--- WORK INSTRUCTIONS ---
What you give back must match the records below exactly.

--- MATERIAL TO PROCESS ---

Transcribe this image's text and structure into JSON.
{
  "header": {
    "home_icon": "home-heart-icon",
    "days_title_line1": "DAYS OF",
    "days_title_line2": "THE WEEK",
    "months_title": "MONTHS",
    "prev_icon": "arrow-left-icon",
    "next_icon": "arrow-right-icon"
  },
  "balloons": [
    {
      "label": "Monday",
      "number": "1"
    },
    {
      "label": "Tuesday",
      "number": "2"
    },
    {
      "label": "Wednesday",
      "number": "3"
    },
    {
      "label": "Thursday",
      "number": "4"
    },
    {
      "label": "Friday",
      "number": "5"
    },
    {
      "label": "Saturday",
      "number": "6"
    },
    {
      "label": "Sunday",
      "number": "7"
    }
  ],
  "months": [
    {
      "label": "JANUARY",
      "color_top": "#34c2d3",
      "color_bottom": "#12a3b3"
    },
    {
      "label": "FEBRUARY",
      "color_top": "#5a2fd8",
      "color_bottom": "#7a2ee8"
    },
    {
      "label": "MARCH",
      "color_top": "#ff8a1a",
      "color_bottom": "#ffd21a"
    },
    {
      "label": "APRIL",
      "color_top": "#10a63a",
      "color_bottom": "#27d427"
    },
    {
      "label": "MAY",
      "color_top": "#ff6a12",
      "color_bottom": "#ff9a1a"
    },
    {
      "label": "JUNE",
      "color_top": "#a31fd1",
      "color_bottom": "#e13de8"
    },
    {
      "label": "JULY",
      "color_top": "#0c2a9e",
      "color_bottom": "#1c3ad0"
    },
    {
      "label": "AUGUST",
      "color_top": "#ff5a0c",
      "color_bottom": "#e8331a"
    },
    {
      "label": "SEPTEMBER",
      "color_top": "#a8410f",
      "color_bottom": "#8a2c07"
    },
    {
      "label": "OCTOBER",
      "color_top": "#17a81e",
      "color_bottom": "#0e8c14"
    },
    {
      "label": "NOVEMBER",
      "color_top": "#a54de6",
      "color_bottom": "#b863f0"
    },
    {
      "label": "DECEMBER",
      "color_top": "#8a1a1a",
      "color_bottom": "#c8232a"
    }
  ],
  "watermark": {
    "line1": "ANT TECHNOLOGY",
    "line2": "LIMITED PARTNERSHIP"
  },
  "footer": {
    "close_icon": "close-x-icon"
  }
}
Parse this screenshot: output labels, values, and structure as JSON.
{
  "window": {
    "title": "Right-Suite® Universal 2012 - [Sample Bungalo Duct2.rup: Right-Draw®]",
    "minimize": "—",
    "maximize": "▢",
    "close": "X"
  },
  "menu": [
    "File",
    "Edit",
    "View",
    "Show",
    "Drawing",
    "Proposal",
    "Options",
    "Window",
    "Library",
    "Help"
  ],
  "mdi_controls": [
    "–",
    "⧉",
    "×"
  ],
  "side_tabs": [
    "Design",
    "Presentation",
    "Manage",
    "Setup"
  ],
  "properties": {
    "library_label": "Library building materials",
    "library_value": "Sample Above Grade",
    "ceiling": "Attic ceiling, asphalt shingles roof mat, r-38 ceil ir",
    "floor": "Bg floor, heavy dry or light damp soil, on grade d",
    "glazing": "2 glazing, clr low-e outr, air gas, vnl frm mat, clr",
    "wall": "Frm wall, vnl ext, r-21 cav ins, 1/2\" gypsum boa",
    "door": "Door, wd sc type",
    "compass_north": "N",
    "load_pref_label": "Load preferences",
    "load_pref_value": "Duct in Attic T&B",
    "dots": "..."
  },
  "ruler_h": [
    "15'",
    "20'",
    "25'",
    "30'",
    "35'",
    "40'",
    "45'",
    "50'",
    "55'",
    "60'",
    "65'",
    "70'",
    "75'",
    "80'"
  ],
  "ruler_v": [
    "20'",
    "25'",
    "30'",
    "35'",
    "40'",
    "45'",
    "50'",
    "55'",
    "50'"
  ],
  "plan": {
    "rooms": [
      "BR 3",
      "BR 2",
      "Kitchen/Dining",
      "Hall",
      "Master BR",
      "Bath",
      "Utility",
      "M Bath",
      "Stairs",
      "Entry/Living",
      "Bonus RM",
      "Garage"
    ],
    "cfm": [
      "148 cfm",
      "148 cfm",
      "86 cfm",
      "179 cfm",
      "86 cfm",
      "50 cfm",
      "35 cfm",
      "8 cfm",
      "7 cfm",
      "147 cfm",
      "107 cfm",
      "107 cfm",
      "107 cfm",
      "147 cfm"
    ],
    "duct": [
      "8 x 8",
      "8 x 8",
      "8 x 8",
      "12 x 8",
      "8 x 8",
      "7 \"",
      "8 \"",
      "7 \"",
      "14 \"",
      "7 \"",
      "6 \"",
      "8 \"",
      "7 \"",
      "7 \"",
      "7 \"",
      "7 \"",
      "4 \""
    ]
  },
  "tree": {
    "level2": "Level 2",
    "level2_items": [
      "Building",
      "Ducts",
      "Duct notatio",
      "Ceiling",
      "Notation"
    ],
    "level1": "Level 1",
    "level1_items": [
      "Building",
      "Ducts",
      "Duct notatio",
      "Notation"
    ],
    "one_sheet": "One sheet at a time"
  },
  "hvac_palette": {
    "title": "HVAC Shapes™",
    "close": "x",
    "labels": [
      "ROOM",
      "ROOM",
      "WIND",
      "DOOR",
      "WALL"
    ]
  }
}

--- WRITTEN SOLUTION ---
Transcribe this image's text and structure into JSON.
{
  "header": {
    "home_icon": "home-heart-icon",
    "days_title_line1": "DAYS OF",
    "days_title_line2": "THE WEEK",
    "months_title": "MONTHS",
    "prev_icon": "arrow-left-icon",
    "next_icon": "arrow-right-icon"
  },
  "balloons": [
    {
      "label": "Monday",
      "number": "1"
    },
    {
      "label": "Tuesday",
      "number": "2"
    },
    {
      "label": "Wednesday",
      "number": "3"
    },
    {
      "label": "Thursday",
      "number": "4"
    },
    {
      "label": "Friday",
      "number": "5"
    },
    {
      "label": "Saturday",
      "number": "6"
    },
    {
      "label": "Sunday",
      "number": "7"
    }
  ],
  "months": [
    {
      "label": "JANUARY",
      "color_top": "#34c2d3",
      "color_bottom": "#12a3b3"
    },
    {
      "label": "FEBRUARY",
      "color_top": "#5a2fd8",
      "color_bottom": "#7a2ee8"
    },
    {
      "label": "MARCH",
      "color_top": "#ff8a1a",
      "color_bottom": "#ffd21a"
    },
    {
      "label": "APRIL",
      "color_top": "#10a63a",
      "color_bottom": "#27d427"
    },
    {
      "label": "MAY",
      "color_top": "#ff6a12",
      "color_bottom": "#ff9a1a"
    },
    {
      "label": "JUNE",
      "color_top": "#a31fd1",
      "color_bottom": "#e13de8"
    },
    {
      "label": "JULY",
      "color_top": "#0c2a9e",
      "color_bottom": "#1c3ad0"
    },
    {
      "label": "AUGUST",
      "color_top": "#ff5a0c",
      "color_bottom": "#e8331a"
    },
    {
      "label": "SEPTEMBER",
      "color_top": "#a8410f",
      "color_bottom": "#8a2c07"
    },
    {
      "label": "OCTOBER",
      "color_top": "#17a81e",
      "color_bottom": "#0e8c14"
    },
    {
      "label": "NOVEMBER",
      "color_top": "#a54de6",
      "color_bottom": "#b863f0"
    },
    {
      "label": "DECEMBER",
      "color_top": "#8a1a1a",
      "color_bottom": "#c8232a"
    }
  ],
  "watermark": {
    "line1": "ANT TECHNOLOGY",
    "line2": "LIMITED PARTNERSHIP"
  },
  "footer": {
    "close_icon": "close-x-icon"
  }
}
Parse this screenshot: output labels, values, and structure as JSON.
{
  "window": {
    "title": "Right-Suite® Universal 2012 - [Sample Bungalo Duct2.rup: Right-Draw®]",
    "minimize": "—",
    "maximize": "▢",
    "close": "X"
  },
  "menu": [
    "File",
    "Edit",
    "View",
    "Show",
    "Drawing",
    "Proposal",
    "Options",
    "Window",
    "Library",
    "Help"
  ],
  "mdi_controls": [
    "–",
    "⧉",
    "×"
  ],
  "side_tabs": [
    "Design",
    "Presentation",
    "Manage",
    "Setup"
  ],
  "properties": {
    "library_label": "Library building materials",
    "library_value": "Sample Above Grade",
    "ceiling": "Attic ceiling, asphalt shingles roof mat, r-38 ceil ir",
    "floor": "Bg floor, heavy dry or light damp soil, on grade d",
    "glazing": "2 glazing, clr low-e outr, air gas, vnl frm mat, clr",
    "wall": "Frm wall, vnl ext, r-21 cav ins, 1/2\" gypsum boa",
    "door": "Door, wd sc type",
    "compass_north": "N",
    "load_pref_label": "Load preferences",
    "load_pref_value": "Duct in Attic T&B",
    "dots": "..."
  },
  "ruler_h": [
    "15'",
    "20'",
    "25'",
    "30'",
    "35'",
    "40'",
    "45'",
    "50'",
    "55'",
    "60'",
    "65'",
    "70'",
    "75'",
    "80'"
  ],
  "ruler_v": [
    "20'",
    "25'",
    "30'",
    "35'",
    "40'",
    "45'",
    "50'",
    "55'",
    "50'"
  ],
  "plan": {
    "rooms": [
      "BR 3",
      "BR 2",
      "Kitchen/Dining",
      "Hall",
      "Master BR",
      "Bath",
      "Utility",
      "M Bath",
      "Stairs",
      "Entry/Living",
      "Bonus RM",
      "Garage"
    ],
    "cfm": [
      "148 cfm",
      "148 cfm",
      "86 cfm",
      "179 cfm",
      "86 cfm",
      "50 cfm",
      "35 cfm",
      "8 cfm",
      "7 cfm",
      "147 cfm",
      "107 cfm",
      "107 cfm",
      "107 cfm",
      "147 cfm"
    ],
    "duct": [
      "8 x 8",
      "8 x 8",
      "8 x 8",
      "12 x 8",
      "8 x 8",
      "7 \"",
      "8 \"",
      "7 \"",
      "14 \"",
      "7 \"",
      "6 \"",
      "8 \"",
      "7 \"",
      "7 \"",
      "7 \"",
      "7 \"",
      "4 \""
    ]
  },
  "tree": {
    "level2": "Level 2",
    "level2_items": [
      "Building",
      "Ducts",
      "Duct notatio",
      "Ceiling",
      "Notation"
    ],
    "level1": "Level 1",
    "level1_items": [
      "Building",
      "Ducts",
      "Duct notatio",
      "Notation"
    ],
    "one_sheet": "One sheet at a time"
  },
  "hvac_palette": {
    "title": "HVAC Shapes™",
    "close": "x",
    "labels": [
      "ROOM",
      "ROOM",
      "WIND",
      "DOOR",
      "WALL"
    ]
  }
}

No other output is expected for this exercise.